(THE DATA begins)

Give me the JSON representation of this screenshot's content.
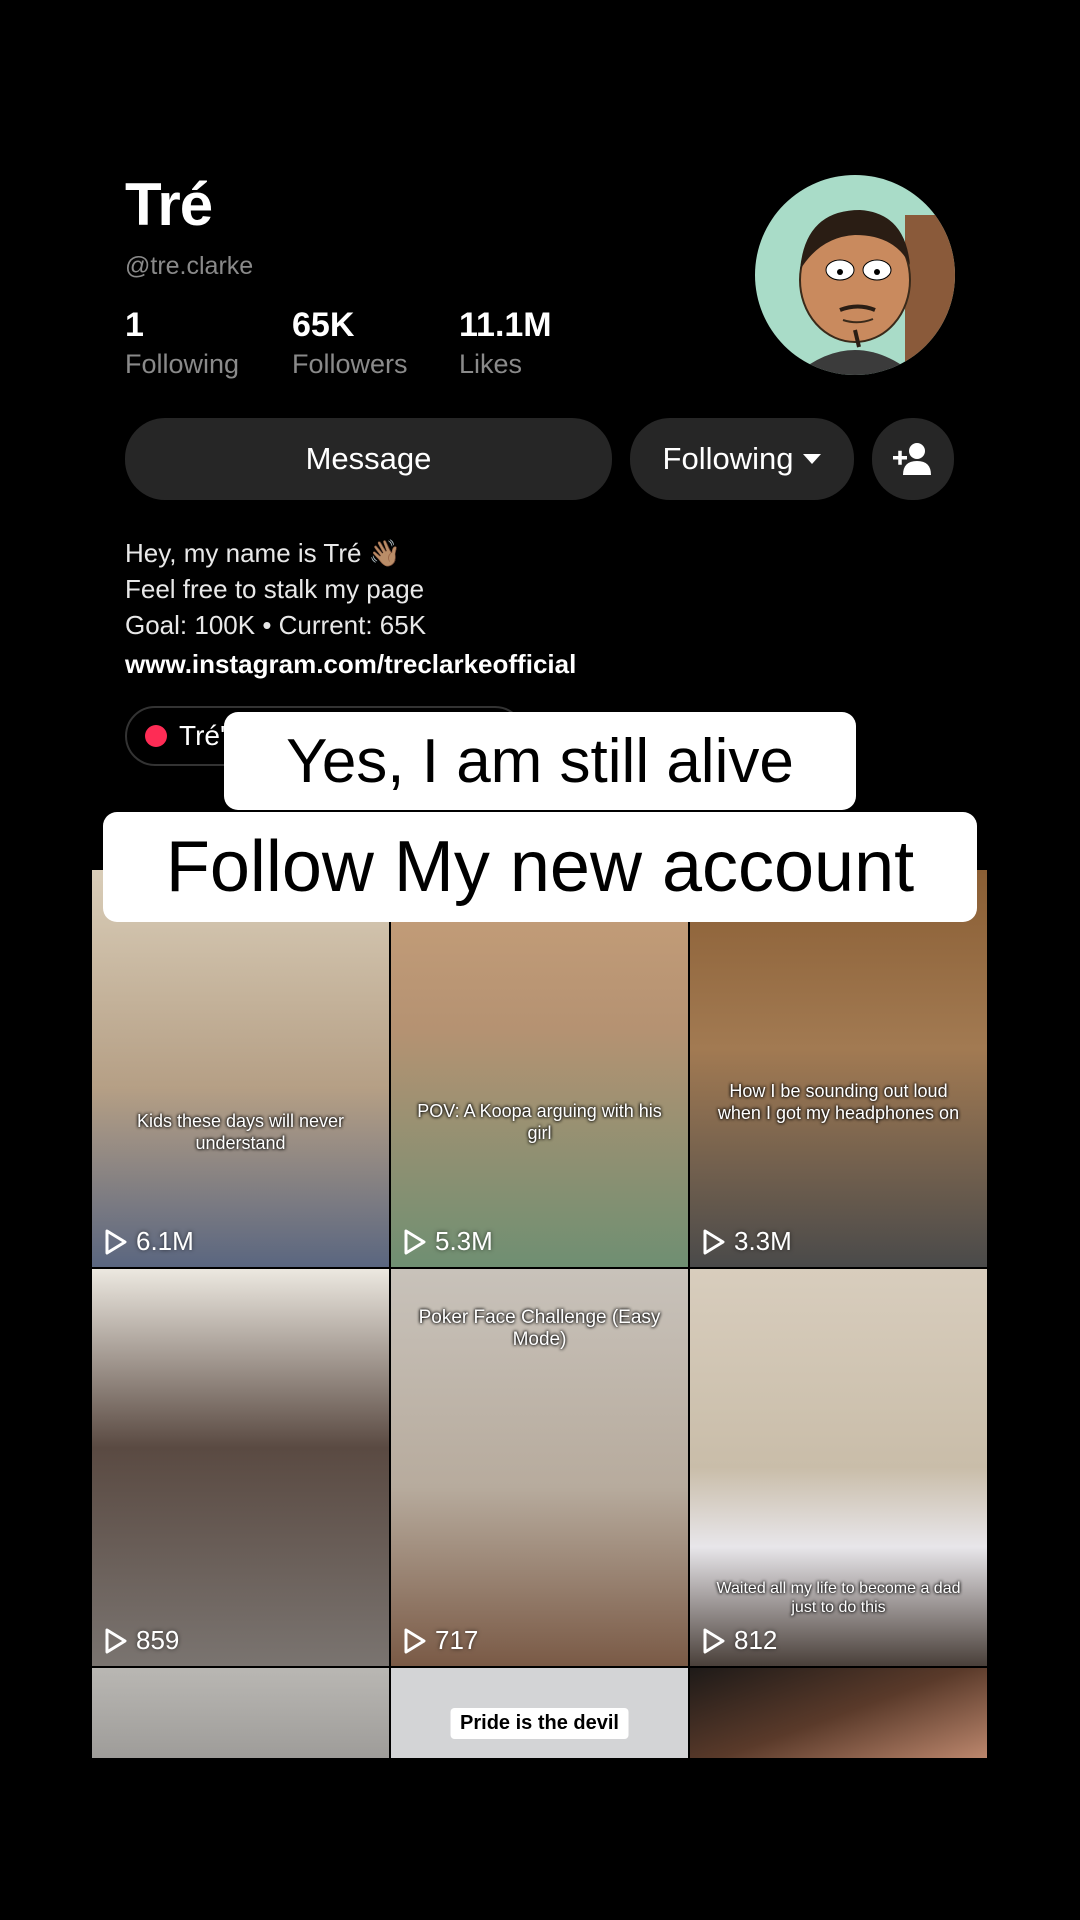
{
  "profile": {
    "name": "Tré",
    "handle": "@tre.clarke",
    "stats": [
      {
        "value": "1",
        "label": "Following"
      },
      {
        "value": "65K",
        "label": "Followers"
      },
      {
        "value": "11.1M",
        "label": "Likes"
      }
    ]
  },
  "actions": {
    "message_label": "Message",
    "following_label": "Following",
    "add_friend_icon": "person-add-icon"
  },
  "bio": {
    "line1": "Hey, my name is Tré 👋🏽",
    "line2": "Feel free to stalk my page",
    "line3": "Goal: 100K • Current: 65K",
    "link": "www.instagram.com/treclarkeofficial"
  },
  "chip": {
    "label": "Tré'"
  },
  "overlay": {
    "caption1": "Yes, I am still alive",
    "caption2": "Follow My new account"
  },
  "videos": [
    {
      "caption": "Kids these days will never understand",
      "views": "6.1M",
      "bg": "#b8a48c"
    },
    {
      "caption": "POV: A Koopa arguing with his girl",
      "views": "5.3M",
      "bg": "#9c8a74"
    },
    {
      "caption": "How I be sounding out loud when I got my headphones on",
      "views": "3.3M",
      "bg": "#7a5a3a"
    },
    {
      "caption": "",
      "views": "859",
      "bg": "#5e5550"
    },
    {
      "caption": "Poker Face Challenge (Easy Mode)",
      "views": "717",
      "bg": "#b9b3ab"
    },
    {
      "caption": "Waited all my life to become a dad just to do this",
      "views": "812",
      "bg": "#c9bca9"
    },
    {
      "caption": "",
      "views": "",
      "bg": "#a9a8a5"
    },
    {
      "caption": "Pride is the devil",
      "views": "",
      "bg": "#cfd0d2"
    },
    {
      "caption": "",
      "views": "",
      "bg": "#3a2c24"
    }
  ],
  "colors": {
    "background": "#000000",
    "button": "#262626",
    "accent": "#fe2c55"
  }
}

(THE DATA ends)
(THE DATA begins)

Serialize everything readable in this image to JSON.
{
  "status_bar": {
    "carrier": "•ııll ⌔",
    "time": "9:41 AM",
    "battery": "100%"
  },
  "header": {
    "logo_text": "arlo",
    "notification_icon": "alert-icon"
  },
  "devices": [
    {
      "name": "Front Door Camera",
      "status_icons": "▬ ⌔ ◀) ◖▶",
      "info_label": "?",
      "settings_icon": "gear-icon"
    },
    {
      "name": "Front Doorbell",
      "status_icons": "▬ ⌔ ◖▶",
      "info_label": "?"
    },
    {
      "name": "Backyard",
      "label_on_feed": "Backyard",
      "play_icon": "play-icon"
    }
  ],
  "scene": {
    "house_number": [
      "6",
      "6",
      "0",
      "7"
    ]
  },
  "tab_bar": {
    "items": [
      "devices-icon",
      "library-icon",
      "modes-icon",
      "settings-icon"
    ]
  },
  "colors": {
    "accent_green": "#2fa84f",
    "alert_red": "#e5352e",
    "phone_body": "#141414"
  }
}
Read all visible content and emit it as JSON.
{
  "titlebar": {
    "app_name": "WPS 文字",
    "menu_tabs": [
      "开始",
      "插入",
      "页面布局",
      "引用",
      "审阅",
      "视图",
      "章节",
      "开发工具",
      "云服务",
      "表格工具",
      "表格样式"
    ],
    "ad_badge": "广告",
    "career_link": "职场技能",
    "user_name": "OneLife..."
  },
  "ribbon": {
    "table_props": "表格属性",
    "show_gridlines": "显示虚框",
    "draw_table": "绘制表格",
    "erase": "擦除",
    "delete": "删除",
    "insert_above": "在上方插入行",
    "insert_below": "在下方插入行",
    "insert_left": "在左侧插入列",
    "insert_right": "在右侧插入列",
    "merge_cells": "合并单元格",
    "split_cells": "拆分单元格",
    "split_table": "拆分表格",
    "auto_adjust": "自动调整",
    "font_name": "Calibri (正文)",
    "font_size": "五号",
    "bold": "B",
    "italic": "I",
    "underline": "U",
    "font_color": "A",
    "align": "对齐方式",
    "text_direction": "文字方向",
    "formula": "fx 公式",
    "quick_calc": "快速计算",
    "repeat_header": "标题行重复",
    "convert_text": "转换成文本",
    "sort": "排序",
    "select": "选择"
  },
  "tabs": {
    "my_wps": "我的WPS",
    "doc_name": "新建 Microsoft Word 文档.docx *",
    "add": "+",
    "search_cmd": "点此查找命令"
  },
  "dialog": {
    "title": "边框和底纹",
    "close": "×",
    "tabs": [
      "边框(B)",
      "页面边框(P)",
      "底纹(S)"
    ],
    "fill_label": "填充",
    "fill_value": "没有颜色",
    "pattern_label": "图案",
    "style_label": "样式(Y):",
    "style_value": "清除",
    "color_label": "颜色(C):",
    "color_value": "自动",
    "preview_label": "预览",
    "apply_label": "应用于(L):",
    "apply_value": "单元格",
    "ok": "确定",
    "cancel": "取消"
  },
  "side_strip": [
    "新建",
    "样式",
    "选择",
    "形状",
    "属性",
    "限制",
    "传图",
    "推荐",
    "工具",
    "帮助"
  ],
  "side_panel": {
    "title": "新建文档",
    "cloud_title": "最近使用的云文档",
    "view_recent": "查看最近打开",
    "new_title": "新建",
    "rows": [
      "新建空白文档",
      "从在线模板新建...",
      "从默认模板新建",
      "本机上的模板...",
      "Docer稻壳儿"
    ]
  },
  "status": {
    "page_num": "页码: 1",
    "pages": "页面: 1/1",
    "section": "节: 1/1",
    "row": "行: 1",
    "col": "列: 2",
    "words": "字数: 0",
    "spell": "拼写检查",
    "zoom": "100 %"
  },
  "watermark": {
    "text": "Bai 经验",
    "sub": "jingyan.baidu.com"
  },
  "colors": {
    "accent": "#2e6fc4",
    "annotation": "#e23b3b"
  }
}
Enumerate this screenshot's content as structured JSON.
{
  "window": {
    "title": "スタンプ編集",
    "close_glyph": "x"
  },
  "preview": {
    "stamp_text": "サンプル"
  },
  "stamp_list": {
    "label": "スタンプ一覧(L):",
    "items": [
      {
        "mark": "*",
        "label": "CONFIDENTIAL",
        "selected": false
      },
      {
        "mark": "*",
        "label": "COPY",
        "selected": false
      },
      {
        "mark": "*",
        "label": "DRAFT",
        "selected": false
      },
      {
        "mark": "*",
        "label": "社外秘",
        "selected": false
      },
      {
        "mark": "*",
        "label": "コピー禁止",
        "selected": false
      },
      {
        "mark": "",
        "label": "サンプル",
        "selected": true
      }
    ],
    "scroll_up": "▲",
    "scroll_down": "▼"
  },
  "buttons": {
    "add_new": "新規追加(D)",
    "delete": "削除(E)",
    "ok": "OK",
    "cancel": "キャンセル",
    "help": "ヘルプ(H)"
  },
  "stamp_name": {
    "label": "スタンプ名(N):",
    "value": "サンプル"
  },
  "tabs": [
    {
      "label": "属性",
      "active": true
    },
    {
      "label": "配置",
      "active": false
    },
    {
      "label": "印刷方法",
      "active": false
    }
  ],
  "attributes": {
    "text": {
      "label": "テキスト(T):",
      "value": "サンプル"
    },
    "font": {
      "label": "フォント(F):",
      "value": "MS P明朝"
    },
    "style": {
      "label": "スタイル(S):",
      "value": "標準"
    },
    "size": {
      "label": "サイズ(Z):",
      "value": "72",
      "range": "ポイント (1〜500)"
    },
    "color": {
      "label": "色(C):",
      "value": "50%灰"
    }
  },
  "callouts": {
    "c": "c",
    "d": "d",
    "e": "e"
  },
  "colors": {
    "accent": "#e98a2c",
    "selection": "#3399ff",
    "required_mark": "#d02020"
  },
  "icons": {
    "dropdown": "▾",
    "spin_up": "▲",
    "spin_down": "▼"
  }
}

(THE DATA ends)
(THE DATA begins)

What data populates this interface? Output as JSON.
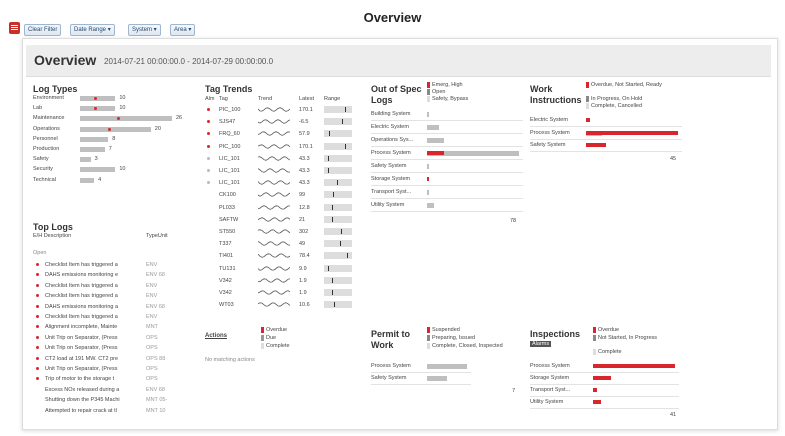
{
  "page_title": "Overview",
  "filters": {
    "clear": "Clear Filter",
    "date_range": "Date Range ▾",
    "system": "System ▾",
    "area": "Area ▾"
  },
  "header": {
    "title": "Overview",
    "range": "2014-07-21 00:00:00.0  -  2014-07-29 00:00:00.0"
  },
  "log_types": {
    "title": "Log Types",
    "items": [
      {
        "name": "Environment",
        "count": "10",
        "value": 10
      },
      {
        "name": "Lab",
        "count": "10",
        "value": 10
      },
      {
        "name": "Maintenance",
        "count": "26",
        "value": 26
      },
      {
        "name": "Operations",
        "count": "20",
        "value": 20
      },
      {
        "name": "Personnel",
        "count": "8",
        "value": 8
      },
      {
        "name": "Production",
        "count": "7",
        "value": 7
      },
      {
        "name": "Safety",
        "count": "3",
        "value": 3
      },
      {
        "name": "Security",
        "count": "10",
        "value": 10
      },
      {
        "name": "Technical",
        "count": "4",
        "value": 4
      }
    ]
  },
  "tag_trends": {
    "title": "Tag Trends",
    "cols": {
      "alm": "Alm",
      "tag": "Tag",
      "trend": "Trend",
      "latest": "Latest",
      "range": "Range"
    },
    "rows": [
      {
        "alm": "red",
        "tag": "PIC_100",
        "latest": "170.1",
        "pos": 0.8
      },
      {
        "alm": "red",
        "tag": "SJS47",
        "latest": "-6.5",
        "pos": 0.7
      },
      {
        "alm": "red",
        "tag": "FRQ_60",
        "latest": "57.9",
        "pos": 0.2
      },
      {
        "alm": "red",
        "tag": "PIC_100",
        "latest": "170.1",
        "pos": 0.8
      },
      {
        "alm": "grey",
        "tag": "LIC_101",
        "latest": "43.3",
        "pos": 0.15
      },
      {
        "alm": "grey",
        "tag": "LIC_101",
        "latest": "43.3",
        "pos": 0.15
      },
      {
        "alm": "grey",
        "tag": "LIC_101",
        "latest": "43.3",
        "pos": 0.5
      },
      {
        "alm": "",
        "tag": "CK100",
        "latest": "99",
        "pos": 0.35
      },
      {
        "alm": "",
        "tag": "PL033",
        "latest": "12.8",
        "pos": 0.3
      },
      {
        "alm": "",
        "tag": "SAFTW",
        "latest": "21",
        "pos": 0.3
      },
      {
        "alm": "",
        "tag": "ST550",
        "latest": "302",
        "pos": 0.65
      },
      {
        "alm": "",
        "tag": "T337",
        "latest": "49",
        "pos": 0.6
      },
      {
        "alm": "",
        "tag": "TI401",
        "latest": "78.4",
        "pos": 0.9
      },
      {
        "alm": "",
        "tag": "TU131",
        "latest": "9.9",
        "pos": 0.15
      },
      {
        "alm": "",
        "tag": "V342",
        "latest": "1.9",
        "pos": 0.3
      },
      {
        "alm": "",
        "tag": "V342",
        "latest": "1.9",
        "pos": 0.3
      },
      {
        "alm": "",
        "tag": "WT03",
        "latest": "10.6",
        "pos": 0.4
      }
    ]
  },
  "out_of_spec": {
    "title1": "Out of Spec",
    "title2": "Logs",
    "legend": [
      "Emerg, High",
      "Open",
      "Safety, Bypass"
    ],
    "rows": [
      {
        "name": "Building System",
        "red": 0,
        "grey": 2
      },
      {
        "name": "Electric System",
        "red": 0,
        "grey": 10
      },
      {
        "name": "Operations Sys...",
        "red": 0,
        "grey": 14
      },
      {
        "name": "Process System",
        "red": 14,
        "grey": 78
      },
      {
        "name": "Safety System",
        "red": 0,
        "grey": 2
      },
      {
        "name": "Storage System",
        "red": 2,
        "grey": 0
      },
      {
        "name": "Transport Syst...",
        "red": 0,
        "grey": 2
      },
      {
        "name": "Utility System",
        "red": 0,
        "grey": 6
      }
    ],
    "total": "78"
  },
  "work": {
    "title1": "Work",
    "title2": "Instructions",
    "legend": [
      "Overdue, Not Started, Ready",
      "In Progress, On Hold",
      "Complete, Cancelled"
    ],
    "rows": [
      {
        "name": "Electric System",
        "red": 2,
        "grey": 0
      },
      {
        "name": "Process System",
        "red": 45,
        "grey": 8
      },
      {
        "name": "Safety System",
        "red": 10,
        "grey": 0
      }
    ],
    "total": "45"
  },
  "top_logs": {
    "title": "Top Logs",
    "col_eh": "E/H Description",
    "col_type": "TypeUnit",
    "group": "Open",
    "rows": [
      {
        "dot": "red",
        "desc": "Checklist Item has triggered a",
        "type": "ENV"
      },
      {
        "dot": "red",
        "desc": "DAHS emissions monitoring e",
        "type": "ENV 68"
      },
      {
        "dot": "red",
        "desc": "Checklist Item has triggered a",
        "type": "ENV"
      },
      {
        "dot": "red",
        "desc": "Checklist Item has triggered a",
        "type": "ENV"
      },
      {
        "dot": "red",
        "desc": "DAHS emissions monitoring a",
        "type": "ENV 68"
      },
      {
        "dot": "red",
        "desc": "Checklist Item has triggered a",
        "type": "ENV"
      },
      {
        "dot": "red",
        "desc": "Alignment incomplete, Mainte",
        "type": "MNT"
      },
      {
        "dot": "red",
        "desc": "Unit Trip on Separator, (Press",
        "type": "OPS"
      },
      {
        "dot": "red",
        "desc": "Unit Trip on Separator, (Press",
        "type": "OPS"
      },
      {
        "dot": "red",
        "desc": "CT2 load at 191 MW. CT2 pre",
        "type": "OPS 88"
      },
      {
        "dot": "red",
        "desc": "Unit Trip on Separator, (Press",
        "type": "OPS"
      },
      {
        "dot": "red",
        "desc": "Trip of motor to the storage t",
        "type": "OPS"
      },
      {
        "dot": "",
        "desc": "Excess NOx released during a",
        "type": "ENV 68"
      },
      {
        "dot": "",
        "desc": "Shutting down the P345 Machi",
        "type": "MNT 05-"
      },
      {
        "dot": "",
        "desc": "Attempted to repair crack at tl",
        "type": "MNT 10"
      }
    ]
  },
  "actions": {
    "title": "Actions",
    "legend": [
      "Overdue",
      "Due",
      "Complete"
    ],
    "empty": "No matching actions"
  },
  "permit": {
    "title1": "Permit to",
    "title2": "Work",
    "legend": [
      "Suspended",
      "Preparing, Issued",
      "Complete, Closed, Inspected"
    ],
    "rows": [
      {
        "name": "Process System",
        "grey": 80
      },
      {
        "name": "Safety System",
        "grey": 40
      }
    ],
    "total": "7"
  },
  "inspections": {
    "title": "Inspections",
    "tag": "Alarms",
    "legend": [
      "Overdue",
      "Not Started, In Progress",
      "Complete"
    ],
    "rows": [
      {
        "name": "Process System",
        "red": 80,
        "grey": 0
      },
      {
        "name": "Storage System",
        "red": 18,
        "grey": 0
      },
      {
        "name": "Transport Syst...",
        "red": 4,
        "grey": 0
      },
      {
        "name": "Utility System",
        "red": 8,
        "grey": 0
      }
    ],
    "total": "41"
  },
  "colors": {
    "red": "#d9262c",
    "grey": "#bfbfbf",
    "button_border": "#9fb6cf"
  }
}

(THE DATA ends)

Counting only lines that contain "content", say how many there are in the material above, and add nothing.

* **ANSWER**: 3